• _ACTIVITY_: Output the data below exactly, down to the last character.

+++

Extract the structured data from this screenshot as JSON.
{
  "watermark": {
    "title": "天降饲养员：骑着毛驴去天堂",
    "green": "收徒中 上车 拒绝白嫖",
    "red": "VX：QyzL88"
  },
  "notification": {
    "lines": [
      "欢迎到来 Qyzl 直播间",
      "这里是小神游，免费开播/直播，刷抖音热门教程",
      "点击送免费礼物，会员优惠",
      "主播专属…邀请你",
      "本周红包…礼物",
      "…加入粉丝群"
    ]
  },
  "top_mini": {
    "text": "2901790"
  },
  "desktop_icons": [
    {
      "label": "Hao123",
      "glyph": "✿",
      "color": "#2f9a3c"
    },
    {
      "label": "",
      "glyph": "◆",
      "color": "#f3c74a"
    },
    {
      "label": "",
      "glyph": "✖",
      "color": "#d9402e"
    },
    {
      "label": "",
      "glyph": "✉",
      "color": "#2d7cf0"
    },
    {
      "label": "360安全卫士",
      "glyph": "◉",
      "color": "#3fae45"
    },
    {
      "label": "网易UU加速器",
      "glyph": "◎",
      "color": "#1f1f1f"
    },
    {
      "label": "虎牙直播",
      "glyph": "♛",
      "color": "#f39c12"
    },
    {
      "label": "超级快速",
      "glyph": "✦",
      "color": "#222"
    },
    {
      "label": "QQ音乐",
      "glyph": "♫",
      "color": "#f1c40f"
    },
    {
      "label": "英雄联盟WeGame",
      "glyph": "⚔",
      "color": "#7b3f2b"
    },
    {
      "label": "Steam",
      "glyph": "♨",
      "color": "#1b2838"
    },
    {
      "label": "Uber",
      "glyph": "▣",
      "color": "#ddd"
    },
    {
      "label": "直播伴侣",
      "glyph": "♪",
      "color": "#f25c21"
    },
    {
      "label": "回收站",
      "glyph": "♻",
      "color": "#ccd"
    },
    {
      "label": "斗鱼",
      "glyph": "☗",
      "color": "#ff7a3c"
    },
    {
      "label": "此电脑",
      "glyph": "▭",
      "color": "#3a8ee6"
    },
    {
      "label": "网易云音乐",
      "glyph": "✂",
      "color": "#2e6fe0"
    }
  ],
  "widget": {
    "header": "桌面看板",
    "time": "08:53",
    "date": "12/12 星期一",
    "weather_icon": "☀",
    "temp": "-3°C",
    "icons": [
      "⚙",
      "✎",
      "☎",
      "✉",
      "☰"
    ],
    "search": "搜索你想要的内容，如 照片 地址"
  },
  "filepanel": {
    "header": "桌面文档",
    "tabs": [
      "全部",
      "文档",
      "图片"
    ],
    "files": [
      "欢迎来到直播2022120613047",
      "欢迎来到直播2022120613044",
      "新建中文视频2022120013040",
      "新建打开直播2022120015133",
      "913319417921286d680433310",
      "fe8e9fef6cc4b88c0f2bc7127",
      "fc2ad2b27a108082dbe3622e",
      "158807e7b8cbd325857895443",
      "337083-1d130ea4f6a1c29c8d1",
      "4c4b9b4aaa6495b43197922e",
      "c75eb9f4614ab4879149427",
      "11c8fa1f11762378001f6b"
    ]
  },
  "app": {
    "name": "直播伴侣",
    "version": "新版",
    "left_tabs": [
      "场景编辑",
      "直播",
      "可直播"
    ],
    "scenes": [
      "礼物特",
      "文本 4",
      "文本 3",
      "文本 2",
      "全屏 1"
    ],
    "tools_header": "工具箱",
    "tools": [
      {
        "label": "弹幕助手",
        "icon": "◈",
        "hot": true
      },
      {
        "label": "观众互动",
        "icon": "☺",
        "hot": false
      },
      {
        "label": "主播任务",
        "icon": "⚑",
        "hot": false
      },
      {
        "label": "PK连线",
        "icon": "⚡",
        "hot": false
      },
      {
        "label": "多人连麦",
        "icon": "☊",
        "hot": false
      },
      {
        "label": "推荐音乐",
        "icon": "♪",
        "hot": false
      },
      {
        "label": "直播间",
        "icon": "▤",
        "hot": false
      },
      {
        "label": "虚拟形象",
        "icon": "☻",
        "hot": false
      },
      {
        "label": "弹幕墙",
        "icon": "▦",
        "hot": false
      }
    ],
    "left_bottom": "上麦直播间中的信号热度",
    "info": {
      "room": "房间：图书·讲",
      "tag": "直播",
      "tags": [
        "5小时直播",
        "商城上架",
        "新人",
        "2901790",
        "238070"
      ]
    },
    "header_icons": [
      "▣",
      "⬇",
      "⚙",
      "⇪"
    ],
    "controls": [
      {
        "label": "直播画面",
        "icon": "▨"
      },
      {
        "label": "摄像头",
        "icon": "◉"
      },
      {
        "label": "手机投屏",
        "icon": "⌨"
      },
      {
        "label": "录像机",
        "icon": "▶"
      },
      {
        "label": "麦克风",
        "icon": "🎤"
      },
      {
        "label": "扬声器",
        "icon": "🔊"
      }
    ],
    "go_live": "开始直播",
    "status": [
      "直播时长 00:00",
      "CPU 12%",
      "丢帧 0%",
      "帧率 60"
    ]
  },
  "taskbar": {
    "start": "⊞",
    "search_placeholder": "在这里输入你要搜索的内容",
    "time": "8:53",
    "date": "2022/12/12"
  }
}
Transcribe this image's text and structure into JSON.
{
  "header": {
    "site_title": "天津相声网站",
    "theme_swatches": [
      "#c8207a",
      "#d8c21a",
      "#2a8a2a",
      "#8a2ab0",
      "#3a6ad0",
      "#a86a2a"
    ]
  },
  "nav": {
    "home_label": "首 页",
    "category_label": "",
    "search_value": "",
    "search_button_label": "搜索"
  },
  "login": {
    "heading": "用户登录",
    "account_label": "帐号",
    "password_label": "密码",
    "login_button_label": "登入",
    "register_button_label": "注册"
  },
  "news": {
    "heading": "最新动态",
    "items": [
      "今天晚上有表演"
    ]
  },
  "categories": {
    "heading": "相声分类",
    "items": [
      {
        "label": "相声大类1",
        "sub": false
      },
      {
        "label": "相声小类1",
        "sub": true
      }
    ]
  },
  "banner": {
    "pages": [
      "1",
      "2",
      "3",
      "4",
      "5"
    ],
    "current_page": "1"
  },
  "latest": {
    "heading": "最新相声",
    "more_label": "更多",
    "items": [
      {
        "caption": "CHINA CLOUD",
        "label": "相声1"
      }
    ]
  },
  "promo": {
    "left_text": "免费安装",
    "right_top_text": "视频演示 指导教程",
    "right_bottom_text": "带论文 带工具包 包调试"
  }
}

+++

• _SOLUTION BELOW_:
Extract the structured data from this screenshot as JSON.
{
  "watermark": {
    "title": "天降饲养员：骑着毛驴去天堂",
    "green": "收徒中 上车 拒绝白嫖",
    "red": "VX：QyzL88"
  },
  "notification": {
    "lines": [
      "欢迎到来 Qyzl 直播间",
      "这里是小神游，免费开播/直播，刷抖音热门教程",
      "点击送免费礼物，会员优惠",
      "主播专属…邀请你",
      "本周红包…礼物",
      "…加入粉丝群"
    ]
  },
  "top_mini": {
    "text": "2901790"
  },
  "desktop_icons": [
    {
      "label": "Hao123",
      "glyph": "✿",
      "color": "#2f9a3c"
    },
    {
      "label": "",
      "glyph": "◆",
      "color": "#f3c74a"
    },
    {
      "label": "",
      "glyph": "✖",
      "color": "#d9402e"
    },
    {
      "label": "",
      "glyph": "✉",
      "color": "#2d7cf0"
    },
    {
      "label": "360安全卫士",
      "glyph": "◉",
      "color": "#3fae45"
    },
    {
      "label": "网易UU加速器",
      "glyph": "◎",
      "color": "#1f1f1f"
    },
    {
      "label": "虎牙直播",
      "glyph": "♛",
      "color": "#f39c12"
    },
    {
      "label": "超级快速",
      "glyph": "✦",
      "color": "#222"
    },
    {
      "label": "QQ音乐",
      "glyph": "♫",
      "color": "#f1c40f"
    },
    {
      "label": "英雄联盟WeGame",
      "glyph": "⚔",
      "color": "#7b3f2b"
    },
    {
      "label": "Steam",
      "glyph": "♨",
      "color": "#1b2838"
    },
    {
      "label": "Uber",
      "glyph": "▣",
      "color": "#ddd"
    },
    {
      "label": "直播伴侣",
      "glyph": "♪",
      "color": "#f25c21"
    },
    {
      "label": "回收站",
      "glyph": "♻",
      "color": "#ccd"
    },
    {
      "label": "斗鱼",
      "glyph": "☗",
      "color": "#ff7a3c"
    },
    {
      "label": "此电脑",
      "glyph": "▭",
      "color": "#3a8ee6"
    },
    {
      "label": "网易云音乐",
      "glyph": "✂",
      "color": "#2e6fe0"
    }
  ],
  "widget": {
    "header": "桌面看板",
    "time": "08:53",
    "date": "12/12 星期一",
    "weather_icon": "☀",
    "temp": "-3°C",
    "icons": [
      "⚙",
      "✎",
      "☎",
      "✉",
      "☰"
    ],
    "search": "搜索你想要的内容，如 照片 地址"
  },
  "filepanel": {
    "header": "桌面文档",
    "tabs": [
      "全部",
      "文档",
      "图片"
    ],
    "files": [
      "欢迎来到直播2022120613047",
      "欢迎来到直播2022120613044",
      "新建中文视频2022120013040",
      "新建打开直播2022120015133",
      "913319417921286d680433310",
      "fe8e9fef6cc4b88c0f2bc7127",
      "fc2ad2b27a108082dbe3622e",
      "158807e7b8cbd325857895443",
      "337083-1d130ea4f6a1c29c8d1",
      "4c4b9b4aaa6495b43197922e",
      "c75eb9f4614ab4879149427",
      "11c8fa1f11762378001f6b"
    ]
  },
  "app": {
    "name": "直播伴侣",
    "version": "新版",
    "left_tabs": [
      "场景编辑",
      "直播",
      "可直播"
    ],
    "scenes": [
      "礼物特",
      "文本 4",
      "文本 3",
      "文本 2",
      "全屏 1"
    ],
    "tools_header": "工具箱",
    "tools": [
      {
        "label": "弹幕助手",
        "icon": "◈",
        "hot": true
      },
      {
        "label": "观众互动",
        "icon": "☺",
        "hot": false
      },
      {
        "label": "主播任务",
        "icon": "⚑",
        "hot": false
      },
      {
        "label": "PK连线",
        "icon": "⚡",
        "hot": false
      },
      {
        "label": "多人连麦",
        "icon": "☊",
        "hot": false
      },
      {
        "label": "推荐音乐",
        "icon": "♪",
        "hot": false
      },
      {
        "label": "直播间",
        "icon": "▤",
        "hot": false
      },
      {
        "label": "虚拟形象",
        "icon": "☻",
        "hot": false
      },
      {
        "label": "弹幕墙",
        "icon": "▦",
        "hot": false
      }
    ],
    "left_bottom": "上麦直播间中的信号热度",
    "info": {
      "room": "房间：图书·讲",
      "tag": "直播",
      "tags": [
        "5小时直播",
        "商城上架",
        "新人",
        "2901790",
        "238070"
      ]
    },
    "header_icons": [
      "▣",
      "⬇",
      "⚙",
      "⇪"
    ],
    "controls": [
      {
        "label": "直播画面",
        "icon": "▨"
      },
      {
        "label": "摄像头",
        "icon": "◉"
      },
      {
        "label": "手机投屏",
        "icon": "⌨"
      },
      {
        "label": "录像机",
        "icon": "▶"
      },
      {
        "label": "麦克风",
        "icon": "🎤"
      },
      {
        "label": "扬声器",
        "icon": "🔊"
      }
    ],
    "go_live": "开始直播",
    "status": [
      "直播时长 00:00",
      "CPU 12%",
      "丢帧 0%",
      "帧率 60"
    ]
  },
  "taskbar": {
    "start": "⊞",
    "search_placeholder": "在这里输入你要搜索的内容",
    "time": "8:53",
    "date": "2022/12/12"
  }
}
Transcribe this image's text and structure into JSON.
{
  "header": {
    "site_title": "天津相声网站",
    "theme_swatches": [
      "#c8207a",
      "#d8c21a",
      "#2a8a2a",
      "#8a2ab0",
      "#3a6ad0",
      "#a86a2a"
    ]
  },
  "nav": {
    "home_label": "首 页",
    "category_label": "",
    "search_value": "",
    "search_button_label": "搜索"
  },
  "login": {
    "heading": "用户登录",
    "account_label": "帐号",
    "password_label": "密码",
    "login_button_label": "登入",
    "register_button_label": "注册"
  },
  "news": {
    "heading": "最新动态",
    "items": [
      "今天晚上有表演"
    ]
  },
  "categories": {
    "heading": "相声分类",
    "items": [
      {
        "label": "相声大类1",
        "sub": false
      },
      {
        "label": "相声小类1",
        "sub": true
      }
    ]
  },
  "banner": {
    "pages": [
      "1",
      "2",
      "3",
      "4",
      "5"
    ],
    "current_page": "1"
  },
  "latest": {
    "heading": "最新相声",
    "more_label": "更多",
    "items": [
      {
        "caption": "CHINA CLOUD",
        "label": "相声1"
      }
    ]
  },
  "promo": {
    "left_text": "免费安装",
    "right_top_text": "视频演示 指导教程",
    "right_bottom_text": "带论文 带工具包 包调试"
  }
}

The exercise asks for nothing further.